YOUR TASK |
Copy the data. Keep every character as given.

Data records for software interfaces |
════

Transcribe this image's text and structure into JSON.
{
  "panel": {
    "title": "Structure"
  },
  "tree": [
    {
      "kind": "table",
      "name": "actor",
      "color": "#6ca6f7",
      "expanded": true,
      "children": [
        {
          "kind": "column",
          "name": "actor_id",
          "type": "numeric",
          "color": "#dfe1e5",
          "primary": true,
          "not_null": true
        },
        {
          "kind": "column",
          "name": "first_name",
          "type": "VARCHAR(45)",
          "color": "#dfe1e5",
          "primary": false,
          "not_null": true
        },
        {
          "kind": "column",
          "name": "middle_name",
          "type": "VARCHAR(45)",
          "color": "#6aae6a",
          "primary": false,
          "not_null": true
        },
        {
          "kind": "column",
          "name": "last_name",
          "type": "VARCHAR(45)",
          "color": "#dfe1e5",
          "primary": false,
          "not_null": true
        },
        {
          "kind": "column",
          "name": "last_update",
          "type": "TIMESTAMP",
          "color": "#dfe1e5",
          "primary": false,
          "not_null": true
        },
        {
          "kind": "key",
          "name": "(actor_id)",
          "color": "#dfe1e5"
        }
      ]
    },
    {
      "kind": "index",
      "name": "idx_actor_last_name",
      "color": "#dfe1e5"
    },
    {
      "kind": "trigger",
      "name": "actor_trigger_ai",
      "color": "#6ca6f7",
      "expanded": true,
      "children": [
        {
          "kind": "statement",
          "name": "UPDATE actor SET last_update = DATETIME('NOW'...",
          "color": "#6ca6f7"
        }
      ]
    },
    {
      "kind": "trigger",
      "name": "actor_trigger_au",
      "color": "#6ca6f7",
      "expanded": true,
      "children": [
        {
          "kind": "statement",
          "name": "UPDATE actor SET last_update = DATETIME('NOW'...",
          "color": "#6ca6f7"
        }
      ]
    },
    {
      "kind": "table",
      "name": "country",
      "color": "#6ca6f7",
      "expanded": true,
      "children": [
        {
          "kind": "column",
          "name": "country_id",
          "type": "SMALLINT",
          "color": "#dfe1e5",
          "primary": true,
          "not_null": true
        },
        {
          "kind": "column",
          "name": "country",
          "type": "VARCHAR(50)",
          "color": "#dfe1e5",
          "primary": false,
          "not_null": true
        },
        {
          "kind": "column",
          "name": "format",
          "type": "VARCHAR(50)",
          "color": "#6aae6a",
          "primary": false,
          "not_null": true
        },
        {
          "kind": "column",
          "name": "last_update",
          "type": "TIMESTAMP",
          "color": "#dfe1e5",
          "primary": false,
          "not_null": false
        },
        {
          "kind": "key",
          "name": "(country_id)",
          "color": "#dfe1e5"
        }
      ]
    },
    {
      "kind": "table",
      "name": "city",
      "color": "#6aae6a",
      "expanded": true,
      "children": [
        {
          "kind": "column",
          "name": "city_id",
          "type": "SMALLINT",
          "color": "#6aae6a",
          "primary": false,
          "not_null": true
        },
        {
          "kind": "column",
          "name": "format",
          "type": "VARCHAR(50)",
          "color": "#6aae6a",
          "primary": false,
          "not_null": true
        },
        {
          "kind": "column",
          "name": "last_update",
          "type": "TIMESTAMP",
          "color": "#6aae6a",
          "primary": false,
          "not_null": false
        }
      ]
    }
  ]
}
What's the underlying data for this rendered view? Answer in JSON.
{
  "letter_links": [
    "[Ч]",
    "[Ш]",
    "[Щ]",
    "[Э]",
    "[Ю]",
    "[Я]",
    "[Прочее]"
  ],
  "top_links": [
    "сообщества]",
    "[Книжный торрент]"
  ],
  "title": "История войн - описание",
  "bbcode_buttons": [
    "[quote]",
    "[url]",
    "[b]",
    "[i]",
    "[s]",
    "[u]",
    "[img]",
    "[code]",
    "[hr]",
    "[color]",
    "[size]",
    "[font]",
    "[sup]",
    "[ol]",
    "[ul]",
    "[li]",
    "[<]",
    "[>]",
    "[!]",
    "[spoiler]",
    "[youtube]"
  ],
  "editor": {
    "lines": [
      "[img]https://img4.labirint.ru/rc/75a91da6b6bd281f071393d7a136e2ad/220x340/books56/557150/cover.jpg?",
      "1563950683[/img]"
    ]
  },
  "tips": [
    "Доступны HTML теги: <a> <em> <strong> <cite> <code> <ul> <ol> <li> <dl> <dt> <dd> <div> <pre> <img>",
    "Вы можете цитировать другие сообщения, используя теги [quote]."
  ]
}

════

SOLUTION TO THIS PROBLEM |
Transcribe this image's text and structure into JSON.
{
  "panel": {
    "title": "Structure"
  },
  "tree": [
    {
      "kind": "table",
      "name": "actor",
      "color": "#6ca6f7",
      "expanded": true,
      "children": [
        {
          "kind": "column",
          "name": "actor_id",
          "type": "numeric",
          "color": "#dfe1e5",
          "primary": true,
          "not_null": true
        },
        {
          "kind": "column",
          "name": "first_name",
          "type": "VARCHAR(45)",
          "color": "#dfe1e5",
          "primary": false,
          "not_null": true
        },
        {
          "kind": "column",
          "name": "middle_name",
          "type": "VARCHAR(45)",
          "color": "#6aae6a",
          "primary": false,
          "not_null": true
        },
        {
          "kind": "column",
          "name": "last_name",
          "type": "VARCHAR(45)",
          "color": "#dfe1e5",
          "primary": false,
          "not_null": true
        },
        {
          "kind": "column",
          "name": "last_update",
          "type": "TIMESTAMP",
          "color": "#dfe1e5",
          "primary": false,
          "not_null": true
        },
        {
          "kind": "key",
          "name": "(actor_id)",
          "color": "#dfe1e5"
        }
      ]
    },
    {
      "kind": "index",
      "name": "idx_actor_last_name",
      "color": "#dfe1e5"
    },
    {
      "kind": "trigger",
      "name": "actor_trigger_ai",
      "color": "#6ca6f7",
      "expanded": true,
      "children": [
        {
          "kind": "statement",
          "name": "UPDATE actor SET last_update = DATETIME('NOW'...",
          "color": "#6ca6f7"
        }
      ]
    },
    {
      "kind": "trigger",
      "name": "actor_trigger_au",
      "color": "#6ca6f7",
      "expanded": true,
      "children": [
        {
          "kind": "statement",
          "name": "UPDATE actor SET last_update = DATETIME('NOW'...",
          "color": "#6ca6f7"
        }
      ]
    },
    {
      "kind": "table",
      "name": "country",
      "color": "#6ca6f7",
      "expanded": true,
      "children": [
        {
          "kind": "column",
          "name": "country_id",
          "type": "SMALLINT",
          "color": "#dfe1e5",
          "primary": true,
          "not_null": true
        },
        {
          "kind": "column",
          "name": "country",
          "type": "VARCHAR(50)",
          "color": "#dfe1e5",
          "primary": false,
          "not_null": true
        },
        {
          "kind": "column",
          "name": "format",
          "type": "VARCHAR(50)",
          "color": "#6aae6a",
          "primary": false,
          "not_null": true
        },
        {
          "kind": "column",
          "name": "last_update",
          "type": "TIMESTAMP",
          "color": "#dfe1e5",
          "primary": false,
          "not_null": false
        },
        {
          "kind": "key",
          "name": "(country_id)",
          "color": "#dfe1e5"
        }
      ]
    },
    {
      "kind": "table",
      "name": "city",
      "color": "#6aae6a",
      "expanded": true,
      "children": [
        {
          "kind": "column",
          "name": "city_id",
          "type": "SMALLINT",
          "color": "#6aae6a",
          "primary": false,
          "not_null": true
        },
        {
          "kind": "column",
          "name": "format",
          "type": "VARCHAR(50)",
          "color": "#6aae6a",
          "primary": false,
          "not_null": true
        },
        {
          "kind": "column",
          "name": "last_update",
          "type": "TIMESTAMP",
          "color": "#6aae6a",
          "primary": false,
          "not_null": false
        }
      ]
    }
  ]
}
What's the underlying data for this rendered view? Answer in JSON.
{
  "letter_links": [
    "[Ч]",
    "[Ш]",
    "[Щ]",
    "[Э]",
    "[Ю]",
    "[Я]",
    "[Прочее]"
  ],
  "top_links": [
    "сообщества]",
    "[Книжный торрент]"
  ],
  "title": "История войн - описание",
  "bbcode_buttons": [
    "[quote]",
    "[url]",
    "[b]",
    "[i]",
    "[s]",
    "[u]",
    "[img]",
    "[code]",
    "[hr]",
    "[color]",
    "[size]",
    "[font]",
    "[sup]",
    "[ol]",
    "[ul]",
    "[li]",
    "[<]",
    "[>]",
    "[!]",
    "[spoiler]",
    "[youtube]"
  ],
  "editor": {
    "lines": [
      "[img]https://img4.labirint.ru/rc/75a91da6b6bd281f071393d7a136e2ad/220x340/books56/557150/cover.jpg?",
      "1563950683[/img]"
    ]
  },
  "tips": [
    "Доступны HTML теги: <a> <em> <strong> <cite> <code> <ul> <ol> <li> <dl> <dt> <dd> <div> <pre> <img>",
    "Вы можете цитировать другие сообщения, используя теги [quote]."
  ]
}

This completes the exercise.